During the rally, Yoon Jeong-hyeok, who heads the metal union of the KCTU, addressed the crowd and criticized the Yoon government over its poor treatment of the construction union. He called on the attendees to unite and fight to protect the KTCU and to strive for victory for the workers. The head of the metal union also chanted slogans such as "We can't continue living like this, let's turn the world upside down."
Kim Jong-ho, who heads the Daegu-Gyeongbuk regional headquarters, also criticized the government's handling of construction sites. He claimed that during a time when illegal multi-level operations were rampant, the government failed to comprehend what was happening on the sites and instead had workers come to Gwanghwamun. Kim suggested that the transportation and labor ministers should have worked at the construction sites for over a year to gain a better understanding of the situation.
Lee Heung-seok, a union leader, claims that safety accidents and large-scale accidents have decreased thanks to the union's efforts. "The government does not recognize the benefits of this union and exaggerates the violence on the ground," he said.
Experts suggest that the government should approach its efforts to eliminate illegal practices in the construction industry with more care and sensitivity.
“Yoon’s push for cracking down on the union has significance,” said Choi Myeong-ki, an industrial field professor at the Human Resources Development Service of Korea.

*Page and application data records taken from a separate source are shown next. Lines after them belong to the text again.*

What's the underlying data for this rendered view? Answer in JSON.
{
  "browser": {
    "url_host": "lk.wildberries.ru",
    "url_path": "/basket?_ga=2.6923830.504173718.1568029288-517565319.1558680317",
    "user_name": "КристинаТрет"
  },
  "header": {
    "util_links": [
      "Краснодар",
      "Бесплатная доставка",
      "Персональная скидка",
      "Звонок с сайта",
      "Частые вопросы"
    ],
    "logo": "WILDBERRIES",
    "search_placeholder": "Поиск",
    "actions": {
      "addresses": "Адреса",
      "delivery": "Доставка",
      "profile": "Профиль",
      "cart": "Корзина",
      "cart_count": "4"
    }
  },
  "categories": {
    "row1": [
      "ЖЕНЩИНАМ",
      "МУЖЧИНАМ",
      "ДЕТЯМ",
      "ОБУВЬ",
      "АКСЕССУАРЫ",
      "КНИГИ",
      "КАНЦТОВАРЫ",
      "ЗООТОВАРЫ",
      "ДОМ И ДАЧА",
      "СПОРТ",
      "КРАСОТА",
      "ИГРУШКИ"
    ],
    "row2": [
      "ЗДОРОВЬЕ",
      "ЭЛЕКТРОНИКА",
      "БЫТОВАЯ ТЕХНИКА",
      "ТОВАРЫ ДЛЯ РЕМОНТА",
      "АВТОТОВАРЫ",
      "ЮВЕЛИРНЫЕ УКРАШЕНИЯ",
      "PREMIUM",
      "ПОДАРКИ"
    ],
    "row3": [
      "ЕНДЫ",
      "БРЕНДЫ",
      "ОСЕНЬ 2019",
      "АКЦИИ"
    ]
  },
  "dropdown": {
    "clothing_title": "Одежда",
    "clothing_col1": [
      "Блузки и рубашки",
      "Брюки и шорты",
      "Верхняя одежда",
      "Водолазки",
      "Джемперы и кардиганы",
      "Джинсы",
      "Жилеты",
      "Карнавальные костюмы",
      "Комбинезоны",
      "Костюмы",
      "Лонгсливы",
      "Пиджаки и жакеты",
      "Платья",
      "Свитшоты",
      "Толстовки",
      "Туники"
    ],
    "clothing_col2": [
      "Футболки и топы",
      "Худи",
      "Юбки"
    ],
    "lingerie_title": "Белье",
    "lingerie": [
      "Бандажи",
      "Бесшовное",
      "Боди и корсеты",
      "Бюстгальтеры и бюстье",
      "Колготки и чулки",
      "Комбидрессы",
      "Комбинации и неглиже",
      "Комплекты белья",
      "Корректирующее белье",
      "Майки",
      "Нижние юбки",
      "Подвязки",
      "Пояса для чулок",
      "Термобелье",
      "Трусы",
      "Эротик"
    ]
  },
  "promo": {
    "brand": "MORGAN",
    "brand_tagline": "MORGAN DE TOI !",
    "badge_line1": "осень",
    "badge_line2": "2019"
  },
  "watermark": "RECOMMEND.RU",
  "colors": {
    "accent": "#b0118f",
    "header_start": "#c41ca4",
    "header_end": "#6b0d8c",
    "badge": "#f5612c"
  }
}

“But if it is too extreme, it may not match the reality,” he said. “If the government only beats the unions without understanding the situation on the construction sites, it might harm subcontractors who are struggling between large companies and unions.”